PROBLEM TO SOLVE ->
Exclude the pictures, and otherwise reproduce the data in full.

Items from an interface collection ->
━━━━

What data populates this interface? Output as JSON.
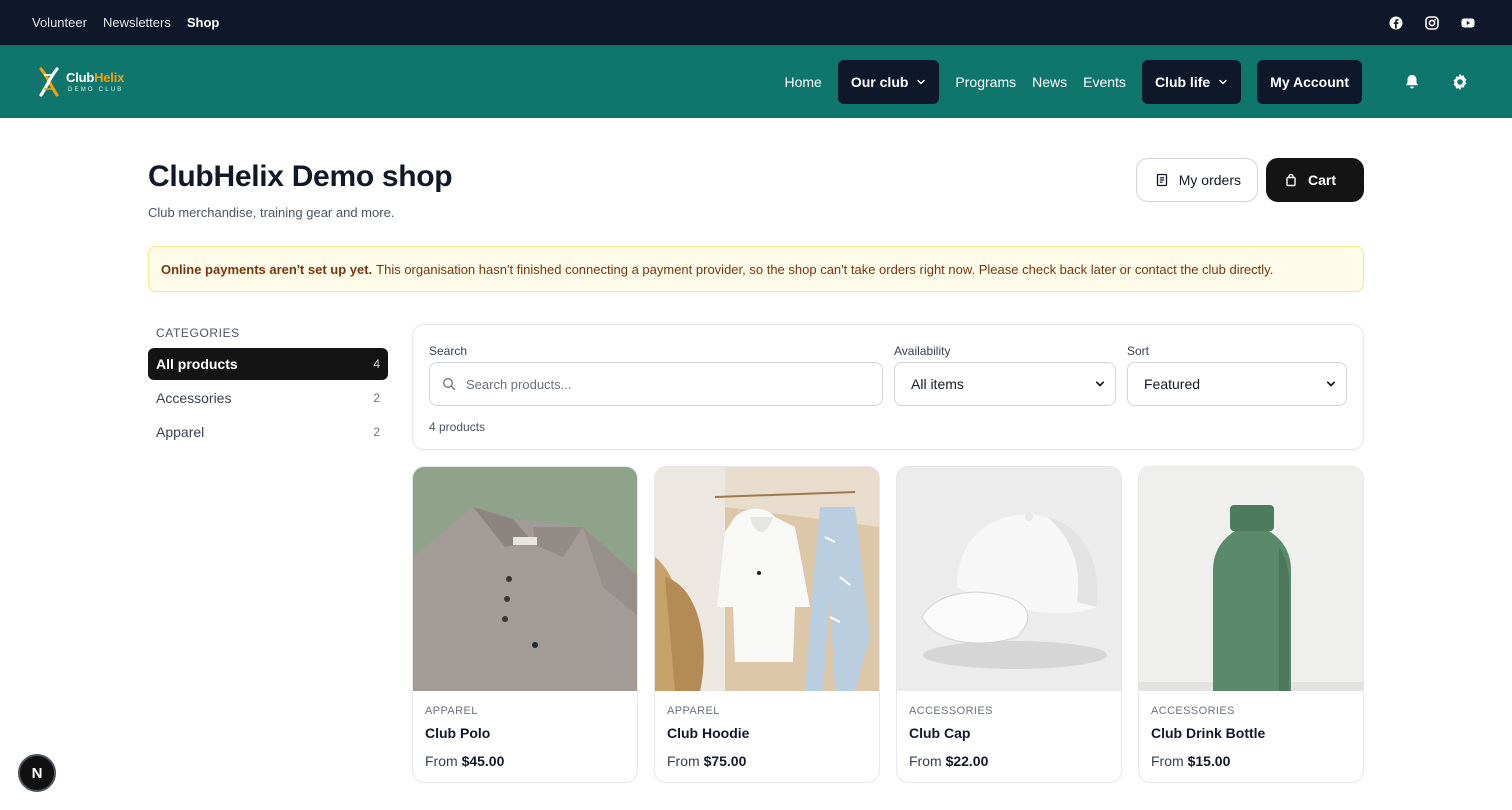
{
  "topbar": {
    "links": [
      {
        "label": "Volunteer"
      },
      {
        "label": "Newsletters"
      },
      {
        "label": "Shop"
      }
    ],
    "social_icons": [
      "facebook-icon",
      "instagram-icon",
      "youtube-icon"
    ]
  },
  "nav": {
    "logo_name_part1": "Club",
    "logo_name_part2": "Helix",
    "logo_sub": "DEMO CLUB",
    "items": {
      "home": "Home",
      "our_club": "Our club",
      "programs": "Programs",
      "news": "News",
      "events": "Events",
      "club_life": "Club life",
      "my_account": "My Account"
    },
    "icons": [
      "bell-icon",
      "gear-icon"
    ]
  },
  "header": {
    "title": "ClubHelix Demo shop",
    "subtitle": "Club merchandise, training gear and more.",
    "my_orders_label": "My orders",
    "cart_label": "Cart"
  },
  "alert": {
    "bold": "Online payments aren't set up yet.",
    "text": "This organisation hasn't finished connecting a payment provider, so the shop can't take orders right now. Please check back later or contact the club directly."
  },
  "categories": {
    "label": "CATEGORIES",
    "items": [
      {
        "label": "All products",
        "count": "4"
      },
      {
        "label": "Accessories",
        "count": "2"
      },
      {
        "label": "Apparel",
        "count": "2"
      }
    ]
  },
  "filters": {
    "search_label": "Search",
    "search_value": "",
    "search_placeholder": "Search products...",
    "availability_label": "Availability",
    "availability_value": "All items",
    "sort_label": "Sort",
    "sort_value": "Featured",
    "count_text": "4 products"
  },
  "products": [
    {
      "category": "APPAREL",
      "name": "Club Polo",
      "price_prefix": "From",
      "price": "$45.00"
    },
    {
      "category": "APPAREL",
      "name": "Club Hoodie",
      "price_prefix": "From",
      "price": "$75.00"
    },
    {
      "category": "ACCESSORIES",
      "name": "Club Cap",
      "price_prefix": "From",
      "price": "$22.00"
    },
    {
      "category": "ACCESSORIES",
      "name": "Club Drink Bottle",
      "price_prefix": "From",
      "price": "$15.00"
    }
  ],
  "badge": {
    "label": "N"
  },
  "colors": {
    "topbar_bg": "#0f172a",
    "nav_bg": "#0f766e",
    "dark_button": "#141414",
    "logo_accent": "#f59e0b",
    "alert_bg": "#fefce8",
    "alert_border": "#fde68a",
    "alert_text": "#78350f"
  }
}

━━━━

EXERCISE RESPONSE ->
What data populates this interface? Output as JSON.
{
  "topbar": {
    "links": [
      {
        "label": "Volunteer"
      },
      {
        "label": "Newsletters"
      },
      {
        "label": "Shop"
      }
    ],
    "social_icons": [
      "facebook-icon",
      "instagram-icon",
      "youtube-icon"
    ]
  },
  "nav": {
    "logo_name_part1": "Club",
    "logo_name_part2": "Helix",
    "logo_sub": "DEMO CLUB",
    "items": {
      "home": "Home",
      "our_club": "Our club",
      "programs": "Programs",
      "news": "News",
      "events": "Events",
      "club_life": "Club life",
      "my_account": "My Account"
    },
    "icons": [
      "bell-icon",
      "gear-icon"
    ]
  },
  "header": {
    "title": "ClubHelix Demo shop",
    "subtitle": "Club merchandise, training gear and more.",
    "my_orders_label": "My orders",
    "cart_label": "Cart"
  },
  "alert": {
    "bold": "Online payments aren't set up yet.",
    "text": "This organisation hasn't finished connecting a payment provider, so the shop can't take orders right now. Please check back later or contact the club directly."
  },
  "categories": {
    "label": "CATEGORIES",
    "items": [
      {
        "label": "All products",
        "count": "4"
      },
      {
        "label": "Accessories",
        "count": "2"
      },
      {
        "label": "Apparel",
        "count": "2"
      }
    ]
  },
  "filters": {
    "search_label": "Search",
    "search_value": "",
    "search_placeholder": "Search products...",
    "availability_label": "Availability",
    "availability_value": "All items",
    "sort_label": "Sort",
    "sort_value": "Featured",
    "count_text": "4 products"
  },
  "products": [
    {
      "category": "APPAREL",
      "name": "Club Polo",
      "price_prefix": "From",
      "price": "$45.00"
    },
    {
      "category": "APPAREL",
      "name": "Club Hoodie",
      "price_prefix": "From",
      "price": "$75.00"
    },
    {
      "category": "ACCESSORIES",
      "name": "Club Cap",
      "price_prefix": "From",
      "price": "$22.00"
    },
    {
      "category": "ACCESSORIES",
      "name": "Club Drink Bottle",
      "price_prefix": "From",
      "price": "$15.00"
    }
  ],
  "badge": {
    "label": "N"
  },
  "colors": {
    "topbar_bg": "#0f172a",
    "nav_bg": "#0f766e",
    "dark_button": "#141414",
    "logo_accent": "#f59e0b",
    "alert_bg": "#fefce8",
    "alert_border": "#fde68a",
    "alert_text": "#78350f"
  }
}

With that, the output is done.